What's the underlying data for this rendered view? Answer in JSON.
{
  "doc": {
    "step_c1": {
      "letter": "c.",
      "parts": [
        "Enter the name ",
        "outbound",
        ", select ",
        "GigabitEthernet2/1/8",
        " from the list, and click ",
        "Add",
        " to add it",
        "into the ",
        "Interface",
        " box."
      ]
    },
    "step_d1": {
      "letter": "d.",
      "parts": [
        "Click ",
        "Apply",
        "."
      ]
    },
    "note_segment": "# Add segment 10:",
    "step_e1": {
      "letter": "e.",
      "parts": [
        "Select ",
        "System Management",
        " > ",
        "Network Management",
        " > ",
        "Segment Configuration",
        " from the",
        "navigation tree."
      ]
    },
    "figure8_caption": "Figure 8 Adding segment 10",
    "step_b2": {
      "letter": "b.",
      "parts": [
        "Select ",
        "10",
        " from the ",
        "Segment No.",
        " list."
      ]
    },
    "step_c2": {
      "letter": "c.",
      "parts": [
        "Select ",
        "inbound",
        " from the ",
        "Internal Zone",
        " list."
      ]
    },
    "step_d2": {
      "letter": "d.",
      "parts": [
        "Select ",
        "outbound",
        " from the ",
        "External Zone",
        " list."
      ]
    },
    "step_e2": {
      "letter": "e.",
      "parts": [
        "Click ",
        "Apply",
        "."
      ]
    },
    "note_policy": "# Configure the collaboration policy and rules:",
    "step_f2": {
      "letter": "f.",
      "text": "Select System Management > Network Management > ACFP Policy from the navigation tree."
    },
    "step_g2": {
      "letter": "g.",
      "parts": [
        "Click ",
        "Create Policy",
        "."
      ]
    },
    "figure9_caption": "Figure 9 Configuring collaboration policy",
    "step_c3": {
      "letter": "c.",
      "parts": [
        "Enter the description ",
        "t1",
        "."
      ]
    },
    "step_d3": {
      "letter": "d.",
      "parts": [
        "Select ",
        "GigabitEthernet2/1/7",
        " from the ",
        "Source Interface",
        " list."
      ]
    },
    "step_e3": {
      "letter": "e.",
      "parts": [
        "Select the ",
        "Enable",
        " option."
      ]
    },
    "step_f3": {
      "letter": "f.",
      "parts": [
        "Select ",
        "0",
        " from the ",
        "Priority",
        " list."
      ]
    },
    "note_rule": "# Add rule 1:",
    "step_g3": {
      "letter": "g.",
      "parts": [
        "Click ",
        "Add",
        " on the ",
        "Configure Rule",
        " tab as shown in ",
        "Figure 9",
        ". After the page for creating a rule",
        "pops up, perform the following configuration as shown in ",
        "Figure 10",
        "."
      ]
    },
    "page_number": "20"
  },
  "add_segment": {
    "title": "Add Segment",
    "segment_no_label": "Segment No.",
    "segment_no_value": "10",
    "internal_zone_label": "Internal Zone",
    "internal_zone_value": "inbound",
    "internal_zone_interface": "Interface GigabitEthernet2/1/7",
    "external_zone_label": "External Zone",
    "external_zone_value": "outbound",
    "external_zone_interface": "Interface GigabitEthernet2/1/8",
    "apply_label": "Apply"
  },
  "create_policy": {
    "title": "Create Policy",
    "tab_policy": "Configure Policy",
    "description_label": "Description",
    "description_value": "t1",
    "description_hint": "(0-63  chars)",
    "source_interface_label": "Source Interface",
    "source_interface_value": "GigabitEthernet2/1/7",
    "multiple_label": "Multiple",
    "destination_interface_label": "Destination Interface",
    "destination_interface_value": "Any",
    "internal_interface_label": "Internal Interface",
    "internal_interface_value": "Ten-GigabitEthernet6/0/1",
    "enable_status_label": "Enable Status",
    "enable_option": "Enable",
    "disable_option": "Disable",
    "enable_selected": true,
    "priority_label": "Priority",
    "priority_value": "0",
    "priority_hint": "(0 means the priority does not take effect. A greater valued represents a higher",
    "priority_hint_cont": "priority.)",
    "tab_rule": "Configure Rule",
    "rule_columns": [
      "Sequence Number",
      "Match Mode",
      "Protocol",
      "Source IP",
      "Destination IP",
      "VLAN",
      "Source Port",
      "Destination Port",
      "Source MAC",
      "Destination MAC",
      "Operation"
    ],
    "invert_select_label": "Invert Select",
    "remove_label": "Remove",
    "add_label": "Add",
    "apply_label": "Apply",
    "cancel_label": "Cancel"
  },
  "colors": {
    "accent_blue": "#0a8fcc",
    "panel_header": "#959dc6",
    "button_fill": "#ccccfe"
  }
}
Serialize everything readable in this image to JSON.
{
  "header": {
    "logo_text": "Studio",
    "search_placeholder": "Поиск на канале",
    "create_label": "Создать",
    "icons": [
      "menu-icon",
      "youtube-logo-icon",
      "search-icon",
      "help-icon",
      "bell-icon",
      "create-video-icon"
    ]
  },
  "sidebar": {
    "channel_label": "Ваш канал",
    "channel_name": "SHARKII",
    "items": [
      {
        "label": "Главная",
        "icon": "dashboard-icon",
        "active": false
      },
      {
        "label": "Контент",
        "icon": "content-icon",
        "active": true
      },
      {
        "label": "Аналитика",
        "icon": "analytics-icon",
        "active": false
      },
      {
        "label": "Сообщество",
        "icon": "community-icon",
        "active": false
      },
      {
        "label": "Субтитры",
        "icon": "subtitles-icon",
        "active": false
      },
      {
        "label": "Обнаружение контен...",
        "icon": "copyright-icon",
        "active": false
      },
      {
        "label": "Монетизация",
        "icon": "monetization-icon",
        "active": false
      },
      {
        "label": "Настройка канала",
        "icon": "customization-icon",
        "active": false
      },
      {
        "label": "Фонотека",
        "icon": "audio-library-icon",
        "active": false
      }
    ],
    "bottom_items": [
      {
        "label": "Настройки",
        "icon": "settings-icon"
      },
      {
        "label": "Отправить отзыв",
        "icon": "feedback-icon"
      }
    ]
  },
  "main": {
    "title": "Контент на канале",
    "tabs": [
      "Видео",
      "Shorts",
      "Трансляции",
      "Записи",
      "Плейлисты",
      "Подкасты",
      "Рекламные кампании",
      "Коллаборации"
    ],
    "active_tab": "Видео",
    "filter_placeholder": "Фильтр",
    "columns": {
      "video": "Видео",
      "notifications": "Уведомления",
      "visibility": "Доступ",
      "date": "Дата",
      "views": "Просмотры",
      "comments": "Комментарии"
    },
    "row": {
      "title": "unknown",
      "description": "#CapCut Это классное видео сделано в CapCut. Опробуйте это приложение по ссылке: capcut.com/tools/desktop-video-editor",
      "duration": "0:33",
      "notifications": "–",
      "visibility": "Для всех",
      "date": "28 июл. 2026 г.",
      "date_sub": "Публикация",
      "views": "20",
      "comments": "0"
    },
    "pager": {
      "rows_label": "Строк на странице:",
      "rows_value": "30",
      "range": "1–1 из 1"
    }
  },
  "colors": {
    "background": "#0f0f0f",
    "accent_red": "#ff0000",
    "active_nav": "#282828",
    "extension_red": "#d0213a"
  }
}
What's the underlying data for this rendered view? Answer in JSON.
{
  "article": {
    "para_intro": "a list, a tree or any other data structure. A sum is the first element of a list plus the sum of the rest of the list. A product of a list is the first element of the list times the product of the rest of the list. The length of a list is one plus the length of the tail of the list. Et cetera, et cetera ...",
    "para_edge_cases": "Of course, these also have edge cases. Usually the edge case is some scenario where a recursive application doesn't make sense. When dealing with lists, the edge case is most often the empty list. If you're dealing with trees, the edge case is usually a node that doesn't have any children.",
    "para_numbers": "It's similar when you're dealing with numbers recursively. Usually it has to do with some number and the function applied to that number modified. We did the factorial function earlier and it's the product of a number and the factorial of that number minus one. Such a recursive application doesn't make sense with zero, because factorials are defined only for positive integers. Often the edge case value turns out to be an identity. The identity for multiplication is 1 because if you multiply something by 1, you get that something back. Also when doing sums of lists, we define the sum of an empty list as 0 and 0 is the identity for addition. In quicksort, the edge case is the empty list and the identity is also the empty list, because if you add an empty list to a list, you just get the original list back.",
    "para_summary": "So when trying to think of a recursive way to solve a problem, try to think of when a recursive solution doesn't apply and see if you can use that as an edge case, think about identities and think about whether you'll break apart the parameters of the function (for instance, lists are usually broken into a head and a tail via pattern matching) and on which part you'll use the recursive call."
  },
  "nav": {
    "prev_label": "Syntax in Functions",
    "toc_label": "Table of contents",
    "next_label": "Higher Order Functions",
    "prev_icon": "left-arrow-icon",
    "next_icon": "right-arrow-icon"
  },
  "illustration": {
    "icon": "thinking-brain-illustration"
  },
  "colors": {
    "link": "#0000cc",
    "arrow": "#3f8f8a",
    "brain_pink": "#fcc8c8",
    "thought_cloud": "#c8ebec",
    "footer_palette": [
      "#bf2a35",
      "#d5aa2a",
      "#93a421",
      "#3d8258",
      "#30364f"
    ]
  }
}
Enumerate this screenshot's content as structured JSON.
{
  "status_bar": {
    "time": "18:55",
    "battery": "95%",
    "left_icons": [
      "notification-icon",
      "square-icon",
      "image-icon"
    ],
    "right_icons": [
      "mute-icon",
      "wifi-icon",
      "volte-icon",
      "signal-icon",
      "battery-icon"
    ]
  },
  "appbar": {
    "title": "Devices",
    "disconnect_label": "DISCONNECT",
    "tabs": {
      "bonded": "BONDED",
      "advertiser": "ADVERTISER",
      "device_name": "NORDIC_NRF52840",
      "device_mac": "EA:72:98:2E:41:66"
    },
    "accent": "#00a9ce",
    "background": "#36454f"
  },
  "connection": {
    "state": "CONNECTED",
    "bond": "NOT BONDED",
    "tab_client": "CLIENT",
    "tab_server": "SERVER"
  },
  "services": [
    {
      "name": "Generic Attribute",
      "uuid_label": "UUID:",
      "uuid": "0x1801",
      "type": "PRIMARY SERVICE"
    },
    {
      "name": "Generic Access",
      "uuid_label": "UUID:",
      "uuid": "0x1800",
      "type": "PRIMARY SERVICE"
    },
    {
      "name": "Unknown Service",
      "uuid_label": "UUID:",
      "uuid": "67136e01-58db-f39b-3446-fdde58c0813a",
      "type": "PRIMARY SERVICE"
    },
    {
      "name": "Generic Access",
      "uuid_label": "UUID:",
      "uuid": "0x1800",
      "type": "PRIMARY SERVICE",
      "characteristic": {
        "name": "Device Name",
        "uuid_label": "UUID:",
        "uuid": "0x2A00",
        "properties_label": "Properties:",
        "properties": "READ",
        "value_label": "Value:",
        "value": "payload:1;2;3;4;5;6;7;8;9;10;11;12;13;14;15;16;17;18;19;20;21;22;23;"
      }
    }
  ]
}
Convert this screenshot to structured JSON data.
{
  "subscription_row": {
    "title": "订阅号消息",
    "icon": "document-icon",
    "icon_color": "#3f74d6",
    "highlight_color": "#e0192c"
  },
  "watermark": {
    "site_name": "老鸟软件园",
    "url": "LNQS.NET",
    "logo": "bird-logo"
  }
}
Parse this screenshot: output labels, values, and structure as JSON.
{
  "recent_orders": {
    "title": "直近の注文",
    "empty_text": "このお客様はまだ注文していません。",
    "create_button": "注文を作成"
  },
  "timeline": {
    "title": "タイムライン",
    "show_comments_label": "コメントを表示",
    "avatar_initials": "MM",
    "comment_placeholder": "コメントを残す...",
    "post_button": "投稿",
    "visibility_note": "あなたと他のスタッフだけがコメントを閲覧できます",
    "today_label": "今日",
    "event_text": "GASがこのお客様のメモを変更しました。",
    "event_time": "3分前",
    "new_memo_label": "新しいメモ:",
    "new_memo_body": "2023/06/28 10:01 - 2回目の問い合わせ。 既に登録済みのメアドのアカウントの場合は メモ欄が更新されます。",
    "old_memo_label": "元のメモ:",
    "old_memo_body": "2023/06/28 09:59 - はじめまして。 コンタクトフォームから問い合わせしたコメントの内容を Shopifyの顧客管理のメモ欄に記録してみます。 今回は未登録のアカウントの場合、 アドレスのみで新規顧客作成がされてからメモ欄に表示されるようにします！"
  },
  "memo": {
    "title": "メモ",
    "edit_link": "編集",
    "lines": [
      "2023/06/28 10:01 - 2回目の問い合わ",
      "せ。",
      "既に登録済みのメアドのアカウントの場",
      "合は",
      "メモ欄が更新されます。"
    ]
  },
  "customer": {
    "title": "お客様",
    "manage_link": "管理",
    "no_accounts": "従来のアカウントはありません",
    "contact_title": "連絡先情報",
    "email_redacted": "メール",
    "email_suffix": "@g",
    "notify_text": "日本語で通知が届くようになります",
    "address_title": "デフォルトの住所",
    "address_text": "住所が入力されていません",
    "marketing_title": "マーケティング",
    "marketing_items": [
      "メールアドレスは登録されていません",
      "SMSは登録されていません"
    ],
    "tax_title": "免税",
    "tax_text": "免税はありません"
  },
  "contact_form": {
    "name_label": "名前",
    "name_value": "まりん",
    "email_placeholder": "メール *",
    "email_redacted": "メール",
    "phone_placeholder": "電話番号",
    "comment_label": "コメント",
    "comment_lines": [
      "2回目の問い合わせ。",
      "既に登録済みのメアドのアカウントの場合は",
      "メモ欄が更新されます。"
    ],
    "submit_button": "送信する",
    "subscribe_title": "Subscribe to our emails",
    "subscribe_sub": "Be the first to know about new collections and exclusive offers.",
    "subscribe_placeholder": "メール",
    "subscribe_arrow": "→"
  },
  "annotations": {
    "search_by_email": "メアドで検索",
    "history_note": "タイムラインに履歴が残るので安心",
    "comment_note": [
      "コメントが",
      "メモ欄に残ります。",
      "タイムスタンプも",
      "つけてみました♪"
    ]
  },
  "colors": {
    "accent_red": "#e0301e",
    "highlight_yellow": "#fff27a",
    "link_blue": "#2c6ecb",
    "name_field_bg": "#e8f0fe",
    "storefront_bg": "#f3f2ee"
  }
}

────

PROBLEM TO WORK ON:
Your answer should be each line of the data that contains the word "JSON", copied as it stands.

ANSWER BOX:
What's the underlying data for this rendered view? Answer in JSON.
Serialize everything readable in this image to JSON.
What's the underlying data for this rendered view? Answer in JSON.
Enumerate this screenshot's content as structured JSON.
Convert this screenshot to structured JSON data.
Parse this screenshot: output labels, values, and structure as JSON.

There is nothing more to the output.